I’m not sure what to think about the OP here. We, the voters, elected the legislatures to represent us, no? We elect judges too. These judges are nominated and confirmed to the Supreme Court by our elected representatives. That they are “now not accountable to anybody because they are appointed for life,” is a very good thing. It is infinitely preferable to somebody making a decision based on party loyalty or a look at one’s next campaign. Although it sounds like you think that the judicial system is somehow usurping the will of the people, it is we who gave them the job of overseeing complex legal issues such as this. It’s what they are for.

Freyr,

I appreciate the info that you listed on about these judges but I still feel that they would never be free from bias of some sort.

Ptahlis,

I am not sure what guy you are root’n for. But seems like it would be better since it was so close to let the Legislature vote on who to give its 25 votes to. Afterall didn’t the people of Florida vote for these people in the legislature they sure as hell didn’t vote for the Justices of the Florida Supreme court.

And you people call me a one-trick pony? :rolleyes:

Esprix, unimpressed

Wildest Bill: I appreciate the info that you listed on about these judges but I still feel that they would never be free from bias of some sort.

And you think legislators, on the other hand, are free from partisan bias?!

*But seems like it would be better since it was so close to let the Legislature vote on who to give its 25 votes to. Afterall didn’t the people of Florida vote for these people in the legislature they sure as hell didn’t vote for the Justices of the Florida Supreme court. *

Wrong as usual, Bill old boy. The justices are not initially chosen directly by the voters (but they are selected from a list of candidates by the popularly-elected Governor), but when their terms expire they can be retained on the Court only by a popular “merit retention vote.” From the Florida court system website:

So yes, the people of Florida do get to vote for their Supreme Court justices. Honestly, Bill, do you ever attempt to obtain any factual information about the myriad things you complain about before you do the complaining? Just curious.

Actually, it makes me want to hop in my car, drive to wherever you live, find your place of work, find your office, and leap across your desk to yell “HA!!!” right in your face.

Not everybody, mind you; just you.

At least I don’t list in my signature.

The Loser in a Lawsuit Should Pay Period 1, The Loser in a Lawsuit Should Pay Period II and the Loser in Lawsuit Should Pay Period III.

So no you are still King or should I say Queen :wink: of the One Trick Pony Show.

And I just you to know that my whole day is ruined becuase you are not impressed. Oh, how will I sleep tonight. :rolleyes:

By my count, at least two of the seven sitting justices on SCOFL are currently retained on the Court by popular vote, and several others were recently appointed to the Court after serving in lower courts where they were retained by popular vote.

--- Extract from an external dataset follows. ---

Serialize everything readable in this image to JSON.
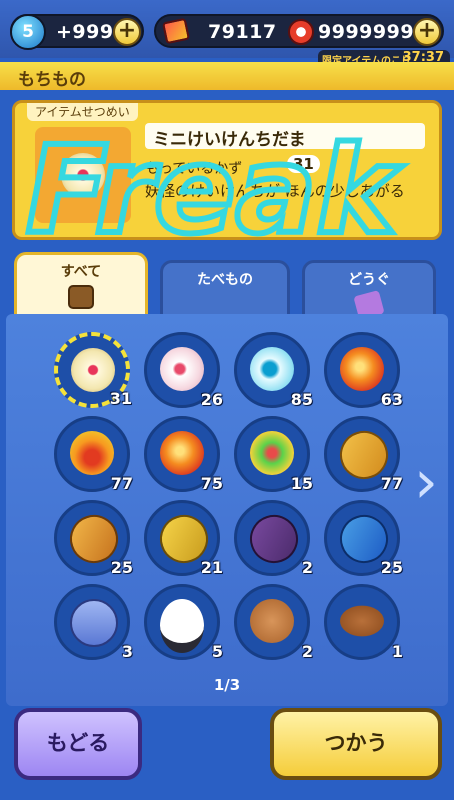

Note also that until a couple decades ago, the justices (and all other judges in Florida) were popularly elected, and Floridians amended the Constitution to reform the system because the costs of campaigning created too many opportunities for judges to be bought. Like legislators, as a matter of fact.